Task instructions:
Reproduce the records below exactly as they appear, omitting any pictures they contain.

Supplied material:
= Beginning of Section =

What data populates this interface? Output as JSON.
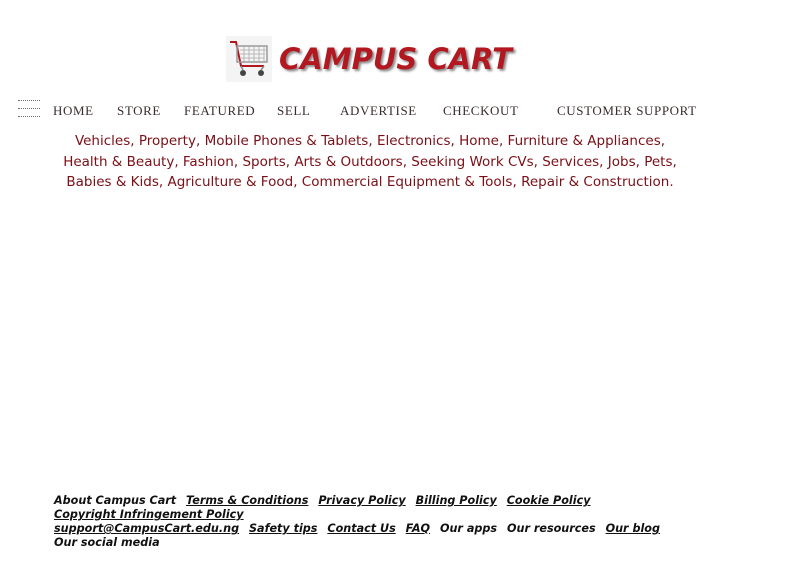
{
  "brand": {
    "name": "CAMPUS CART",
    "logo_icon": "shopping-cart-icon",
    "brand_color": "#b3171f"
  },
  "menu_icon": "hamburger-menu-icon",
  "nav": {
    "items": [
      {
        "label": "HOME"
      },
      {
        "label": "STORE"
      },
      {
        "label": "FEATURED"
      },
      {
        "label": "SELL"
      },
      {
        "label": "ADVERTISE"
      },
      {
        "label": "CHECKOUT"
      },
      {
        "label": "CUSTOMER SUPPORT"
      }
    ]
  },
  "categories": [
    "Vehicles",
    "Property",
    "Mobile Phones & Tablets",
    "Electronics",
    "Home, Furniture & Appliances",
    "Health & Beauty",
    "Fashion",
    "Sports, Arts & Outdoors",
    "Seeking Work CVs",
    "Services",
    "Jobs",
    "Pets",
    "Babies & Kids",
    "Agriculture & Food",
    "Commercial Equipment & Tools",
    "Repair & Construction"
  ],
  "category_color": "#7a0f17",
  "footer": {
    "links": [
      {
        "label": "About Campus Cart",
        "underline": false
      },
      {
        "label": "Terms & Conditions",
        "underline": true
      },
      {
        "label": "Privacy Policy",
        "underline": true
      },
      {
        "label": "Billing Policy",
        "underline": true
      },
      {
        "label": "Cookie Policy",
        "underline": true
      },
      {
        "label": "Copyright Infringement Policy",
        "underline": true
      },
      {
        "label": "support@CampusCart.edu.ng",
        "underline": true
      },
      {
        "label": "Safety tips",
        "underline": true
      },
      {
        "label": "Contact Us",
        "underline": true
      },
      {
        "label": "FAQ",
        "underline": true
      },
      {
        "label": "Our apps",
        "underline": false
      },
      {
        "label": "Our resources",
        "underline": false
      },
      {
        "label": "Our blog",
        "underline": true
      },
      {
        "label": "Our social media",
        "underline": false
      }
    ]
  }
}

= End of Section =

Task response:
What data populates this interface? Output as JSON.
{
  "brand": {
    "name": "CAMPUS CART",
    "logo_icon": "shopping-cart-icon",
    "brand_color": "#b3171f"
  },
  "menu_icon": "hamburger-menu-icon",
  "nav": {
    "items": [
      {
        "label": "HOME"
      },
      {
        "label": "STORE"
      },
      {
        "label": "FEATURED"
      },
      {
        "label": "SELL"
      },
      {
        "label": "ADVERTISE"
      },
      {
        "label": "CHECKOUT"
      },
      {
        "label": "CUSTOMER SUPPORT"
      }
    ]
  },
  "categories": [
    "Vehicles",
    "Property",
    "Mobile Phones & Tablets",
    "Electronics",
    "Home, Furniture & Appliances",
    "Health & Beauty",
    "Fashion",
    "Sports, Arts & Outdoors",
    "Seeking Work CVs",
    "Services",
    "Jobs",
    "Pets",
    "Babies & Kids",
    "Agriculture & Food",
    "Commercial Equipment & Tools",
    "Repair & Construction"
  ],
  "category_color": "#7a0f17",
  "footer": {
    "links": [
      {
        "label": "About Campus Cart",
        "underline": false
      },
      {
        "label": "Terms & Conditions",
        "underline": true
      },
      {
        "label": "Privacy Policy",
        "underline": true
      },
      {
        "label": "Billing Policy",
        "underline": true
      },
      {
        "label": "Cookie Policy",
        "underline": true
      },
      {
        "label": "Copyright Infringement Policy",
        "underline": true
      },
      {
        "label": "support@CampusCart.edu.ng",
        "underline": true
      },
      {
        "label": "Safety tips",
        "underline": true
      },
      {
        "label": "Contact Us",
        "underline": true
      },
      {
        "label": "FAQ",
        "underline": true
      },
      {
        "label": "Our apps",
        "underline": false
      },
      {
        "label": "Our resources",
        "underline": false
      },
      {
        "label": "Our blog",
        "underline": true
      },
      {
        "label": "Our social media",
        "underline": false
      }
    ]
  }
}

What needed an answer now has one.